Alexa’s Struggle With African Accents
Alexa’s always had a problem understanding commands from varying accents, however, what’s worrying is her reluctance to learn and improve.
Alexa terrorised my Nigerian mother-in-law by refusing to grant any of her requests until she had asked at least five times, the fifth time in a forced British accent. I was amused at first because I have a dark sense of humour, but it got personal when Alexa repeatedly refused my husband’s requests.
I’m Ugandan with a British accent. My Nigerian husband has a Nigerian accent, speaks English excellently, Yoruba extra-excellently and French moderately. Between us, we ask Alexa to play ‘What’s an ocelot?’ anywhere up to 15 times a day, a song that excites our 8-month-old.
When I request the song, Alexa understands me. When she doesn’t understand, we assume it’s her problem. Maybe she wasn’t ready, so I repeat myself and finally, she responds correctly.
When my husband requests the song, Alexa frequently misunderstands him. When she doesn’t understand, we assume it’s him. His accent. He changes it to sound more British, and eventually, she respondents correctly, but sometimes she doesn’t. It’s so frustrating.
I’ve heard people say that Alexa and Google home devices ‘struggle’ with accents, but I too have an accent, just a British one. The problem is that these devices have been designed to learn more effectively from some accents than others.

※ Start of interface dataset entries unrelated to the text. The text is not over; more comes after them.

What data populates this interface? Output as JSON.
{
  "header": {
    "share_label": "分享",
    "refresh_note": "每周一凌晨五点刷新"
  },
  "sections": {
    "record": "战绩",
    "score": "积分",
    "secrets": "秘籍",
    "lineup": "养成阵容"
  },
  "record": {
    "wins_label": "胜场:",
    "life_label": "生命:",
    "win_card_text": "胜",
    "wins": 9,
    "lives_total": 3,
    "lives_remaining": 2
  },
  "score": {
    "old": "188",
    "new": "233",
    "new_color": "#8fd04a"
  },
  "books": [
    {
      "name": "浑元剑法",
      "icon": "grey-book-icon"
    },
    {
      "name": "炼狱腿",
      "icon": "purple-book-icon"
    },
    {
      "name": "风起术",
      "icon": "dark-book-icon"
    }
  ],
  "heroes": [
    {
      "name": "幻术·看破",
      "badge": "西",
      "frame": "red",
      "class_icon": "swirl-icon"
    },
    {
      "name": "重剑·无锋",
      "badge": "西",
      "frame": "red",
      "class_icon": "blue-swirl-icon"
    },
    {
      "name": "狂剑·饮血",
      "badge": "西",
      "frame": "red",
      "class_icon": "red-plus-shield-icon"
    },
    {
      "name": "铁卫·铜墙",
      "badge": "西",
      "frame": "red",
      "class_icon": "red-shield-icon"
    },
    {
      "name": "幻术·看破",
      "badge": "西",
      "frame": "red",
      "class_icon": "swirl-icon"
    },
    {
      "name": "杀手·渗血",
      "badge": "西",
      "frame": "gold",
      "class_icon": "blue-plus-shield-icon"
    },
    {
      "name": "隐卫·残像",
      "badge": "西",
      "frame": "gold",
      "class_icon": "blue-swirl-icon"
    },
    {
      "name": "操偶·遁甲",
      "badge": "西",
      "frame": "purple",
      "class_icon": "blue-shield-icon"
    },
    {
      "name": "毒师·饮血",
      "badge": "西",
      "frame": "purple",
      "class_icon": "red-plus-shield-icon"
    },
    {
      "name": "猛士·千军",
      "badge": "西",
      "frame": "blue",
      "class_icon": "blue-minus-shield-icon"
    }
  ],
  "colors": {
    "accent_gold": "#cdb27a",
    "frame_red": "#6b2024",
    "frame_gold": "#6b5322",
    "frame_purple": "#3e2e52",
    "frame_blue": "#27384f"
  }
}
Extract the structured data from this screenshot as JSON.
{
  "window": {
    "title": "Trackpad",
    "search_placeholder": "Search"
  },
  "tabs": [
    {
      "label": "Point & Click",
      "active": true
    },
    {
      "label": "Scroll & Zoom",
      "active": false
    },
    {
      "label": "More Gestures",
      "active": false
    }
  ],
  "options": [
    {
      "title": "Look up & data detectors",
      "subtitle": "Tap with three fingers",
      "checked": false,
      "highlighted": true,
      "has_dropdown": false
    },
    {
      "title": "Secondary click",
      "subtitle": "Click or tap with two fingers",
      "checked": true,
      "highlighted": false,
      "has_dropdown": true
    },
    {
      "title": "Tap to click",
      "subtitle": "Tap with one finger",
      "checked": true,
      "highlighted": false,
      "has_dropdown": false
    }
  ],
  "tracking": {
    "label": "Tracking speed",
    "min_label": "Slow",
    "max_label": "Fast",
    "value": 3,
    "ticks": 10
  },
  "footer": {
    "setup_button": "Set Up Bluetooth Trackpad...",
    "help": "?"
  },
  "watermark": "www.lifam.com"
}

If you are a non-native speaker of English, Alexa and Google Assistant are 30% less likely to understand you. They may also seem very different: inattentive, unresponsive, even isolating. We’ve been experiencing this with our Alexa, several times a day, for seven months. So, it’s fair to say that our machine learning device is clearly not learning, and apparently, we’re not alone…
I don’t blame Alexa, I blame her parents.
Alexa’s AI is trained to understand a variety of accents, by processing data from different voices. Like a child learning a language, she absorbs all kinds of verbal cues; intonation, inflection, and pronunciation and forms connections based on how her parents (developers) present language. However, it’s been suggested that Alexa’s parents are not giving her a broad enough range of accents for her to learn how to learn from. Rachel Tatman, a data scientist at Kaggle, reiterated this point in an article on the ‘accent gap’ by Washington Post saying:
we’re getting into a position where these tools are just more useful to some people than others
Alexa’s failure to understand non-native accents is one thing, but her failure to learn is another. It presents itself as a resistance towards discovery and inclusion which as a result perpetuates bias.
As a busy mum, I love Alexa for enabling me to play music whilst my hands are tied feeding my baby or changing nappies. However, Alexa isn’t a neutral party in our home, she was created by imperfect people and I’ve noticed that she responds in a way that reflects this. Although some strides are being made to ensure that algorithms are fair, and learn fairly. How many more times will my husband have to ask ‘what’s an Ocelot’ before Alexa finally gets it?
This article was originally posted here.